With the above in mind, the concluding comment of the opening address was, “The decline in Bible engagement is primarily a relational problem – people aren’t getting connected to Jesus . . . we need more than a Bible reading revival – we need a Jesus revival!”

© Scripture Union Canada 2014


Leave a comment

Why We Should Read The Bible Every Day

There are many good reasons and one essential reason why we should read the Bible every day.

First, several good reasons:

  • to fuel our faith
  • to inform our world view
  • to direct our activities
  • to nurture wisdom
  • to reflect on life
  • to strengthen our convictions
  • to incline our hearts to righteousness

There are many more reasons why we should read the Bible. People have told me they read it; “To know what to do”, “To be changed internally”, “To enjoy God’s grace”, “To think more accurately”, “To get a word from heaven”, “To be emotionally and psychologically nourished” and so on. If you’re a regular Bible reader you probably have a few more reasons why you make it a priority to read/listen to the Word.

While there are hundreds of reasons why people read the Bible, there is one essential reason why we should read it every day – to meet with God.

Why should the essential reason for reading the Bible be to meet with God? An analogy with marriage helps answer this question:

A marriage thrives when it’s constantly being renewed. Chatting with one’s spouse once or twice a week simply doesn’t cut it! It’s expected, understood, implicit to the laws of relationships that married couples listen and talk to each other regularly.

Karen and I have been hanging out with each other nearly every day for more than thirty years. During our time together we’ve been able to ‘read’ and ‘re-read’ every ‘page’ of each other’s ‘books’ to the extent that our ‘books’ have sort of become one ‘book’.

When I came to faith in Christ I made a marriage type commitment to love, obey and serve Him for the rest of my life. If I don’t connect with Christ for a couple of days the relationship suffers. My communion with Christ needs to be constantly renewed. Meeting with Him daily is nonnegotiable. For my relationship to thrive I must spend time ‘reading’ and ‘re-reading’ His Book and allowing it to ‘read’ me.

Life is a dash from the cradle to the grave. With the passing of years, I’ll soon be dead.
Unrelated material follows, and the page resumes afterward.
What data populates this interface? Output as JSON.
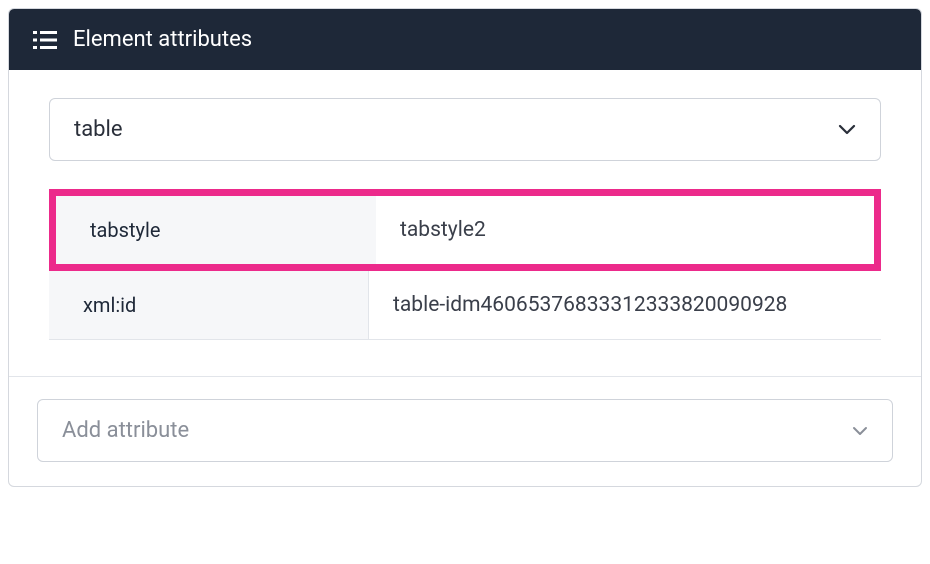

When I come to the winter of my life I doubt I’ll be thinking I should have written better blog posts, spent more time gardening, or gone for longer walks. No, when death rolls in I suspect I’ll be thinking about my relationships.

So remember your mortality. Remember your relationships. And read the Bible to meet with Christ every day.

© Scripture Union Canada 2014